-- EXERCISE DESCRIPTION --
Look through the listing below, find every line with the string "تاریخ", and copy it.

-- MATERIAL FOR THIS EXERCISE --
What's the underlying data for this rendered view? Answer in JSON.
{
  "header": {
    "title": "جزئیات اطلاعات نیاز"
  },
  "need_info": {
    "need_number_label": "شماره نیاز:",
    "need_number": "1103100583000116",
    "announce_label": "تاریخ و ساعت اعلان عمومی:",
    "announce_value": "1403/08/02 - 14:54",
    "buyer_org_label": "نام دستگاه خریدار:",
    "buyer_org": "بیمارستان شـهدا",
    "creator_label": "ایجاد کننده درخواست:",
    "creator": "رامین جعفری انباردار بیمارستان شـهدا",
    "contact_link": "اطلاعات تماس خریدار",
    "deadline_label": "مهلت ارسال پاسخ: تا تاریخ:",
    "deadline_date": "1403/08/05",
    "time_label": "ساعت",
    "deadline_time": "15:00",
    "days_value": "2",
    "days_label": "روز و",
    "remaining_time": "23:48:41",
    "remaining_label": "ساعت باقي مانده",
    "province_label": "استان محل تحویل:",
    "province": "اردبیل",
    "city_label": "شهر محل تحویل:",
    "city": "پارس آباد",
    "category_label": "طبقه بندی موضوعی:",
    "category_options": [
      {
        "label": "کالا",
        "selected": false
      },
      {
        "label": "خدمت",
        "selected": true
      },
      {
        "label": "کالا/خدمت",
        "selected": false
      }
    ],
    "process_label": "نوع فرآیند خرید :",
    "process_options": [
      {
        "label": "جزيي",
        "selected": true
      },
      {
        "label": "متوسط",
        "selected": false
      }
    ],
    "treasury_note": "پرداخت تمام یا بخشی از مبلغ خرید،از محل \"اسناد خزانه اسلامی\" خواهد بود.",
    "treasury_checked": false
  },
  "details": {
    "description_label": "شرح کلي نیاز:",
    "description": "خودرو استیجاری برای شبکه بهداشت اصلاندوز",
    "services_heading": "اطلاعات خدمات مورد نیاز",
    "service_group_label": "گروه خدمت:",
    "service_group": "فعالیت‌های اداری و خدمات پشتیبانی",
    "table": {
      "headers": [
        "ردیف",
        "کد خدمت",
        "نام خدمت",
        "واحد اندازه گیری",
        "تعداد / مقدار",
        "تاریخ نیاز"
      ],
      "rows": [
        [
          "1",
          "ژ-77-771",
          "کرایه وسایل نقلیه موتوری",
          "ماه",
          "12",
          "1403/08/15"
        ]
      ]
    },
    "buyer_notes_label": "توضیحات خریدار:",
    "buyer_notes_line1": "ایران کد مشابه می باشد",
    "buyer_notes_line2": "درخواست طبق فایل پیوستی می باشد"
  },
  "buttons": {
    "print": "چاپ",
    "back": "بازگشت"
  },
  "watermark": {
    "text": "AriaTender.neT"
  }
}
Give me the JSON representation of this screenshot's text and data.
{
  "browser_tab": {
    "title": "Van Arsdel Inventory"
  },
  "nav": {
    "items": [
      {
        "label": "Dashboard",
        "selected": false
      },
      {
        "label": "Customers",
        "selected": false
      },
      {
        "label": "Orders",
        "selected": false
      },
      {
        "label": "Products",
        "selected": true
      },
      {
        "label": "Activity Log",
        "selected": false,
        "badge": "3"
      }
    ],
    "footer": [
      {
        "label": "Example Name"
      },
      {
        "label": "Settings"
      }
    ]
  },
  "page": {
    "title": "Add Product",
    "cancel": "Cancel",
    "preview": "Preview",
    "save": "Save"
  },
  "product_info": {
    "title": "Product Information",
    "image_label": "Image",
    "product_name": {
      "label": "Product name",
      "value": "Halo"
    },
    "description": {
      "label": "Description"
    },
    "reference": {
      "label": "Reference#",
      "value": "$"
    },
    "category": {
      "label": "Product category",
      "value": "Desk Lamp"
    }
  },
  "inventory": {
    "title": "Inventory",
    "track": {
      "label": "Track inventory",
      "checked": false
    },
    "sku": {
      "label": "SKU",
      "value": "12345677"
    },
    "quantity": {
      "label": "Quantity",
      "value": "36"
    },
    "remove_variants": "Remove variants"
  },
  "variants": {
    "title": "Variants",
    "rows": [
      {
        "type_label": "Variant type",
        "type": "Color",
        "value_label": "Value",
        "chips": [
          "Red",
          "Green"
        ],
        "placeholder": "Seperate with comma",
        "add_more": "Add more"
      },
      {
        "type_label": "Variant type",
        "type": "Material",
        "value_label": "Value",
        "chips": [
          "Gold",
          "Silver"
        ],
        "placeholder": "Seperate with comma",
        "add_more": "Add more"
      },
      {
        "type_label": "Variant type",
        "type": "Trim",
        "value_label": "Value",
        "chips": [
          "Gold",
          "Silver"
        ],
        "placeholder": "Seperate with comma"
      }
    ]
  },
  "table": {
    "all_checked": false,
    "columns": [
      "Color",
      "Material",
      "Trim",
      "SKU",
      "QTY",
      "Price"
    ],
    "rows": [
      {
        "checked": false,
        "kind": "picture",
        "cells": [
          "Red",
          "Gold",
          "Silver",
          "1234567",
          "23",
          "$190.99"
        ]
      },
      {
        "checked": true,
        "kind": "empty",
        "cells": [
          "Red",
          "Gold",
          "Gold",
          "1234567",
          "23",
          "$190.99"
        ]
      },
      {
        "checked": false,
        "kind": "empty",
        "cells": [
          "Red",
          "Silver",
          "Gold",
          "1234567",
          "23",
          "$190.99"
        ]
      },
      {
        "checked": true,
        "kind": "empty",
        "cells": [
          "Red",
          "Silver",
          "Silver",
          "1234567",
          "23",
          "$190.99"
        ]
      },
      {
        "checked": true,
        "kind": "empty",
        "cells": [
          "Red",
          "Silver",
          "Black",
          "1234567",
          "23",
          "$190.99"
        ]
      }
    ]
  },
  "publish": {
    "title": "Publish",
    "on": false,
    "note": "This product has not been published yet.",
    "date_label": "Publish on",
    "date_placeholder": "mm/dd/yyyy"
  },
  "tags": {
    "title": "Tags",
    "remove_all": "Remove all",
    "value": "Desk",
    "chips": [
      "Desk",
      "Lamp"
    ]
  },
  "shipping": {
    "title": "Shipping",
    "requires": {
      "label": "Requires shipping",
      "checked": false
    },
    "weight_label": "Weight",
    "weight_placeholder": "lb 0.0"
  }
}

-- RESULT OF THIS EXERCISE --
    "announce_label": "تاریخ و ساعت اعلان عمومی:",
    "deadline_label": "مهلت ارسال پاسخ: تا تاریخ:",
        "تاریخ نیاز"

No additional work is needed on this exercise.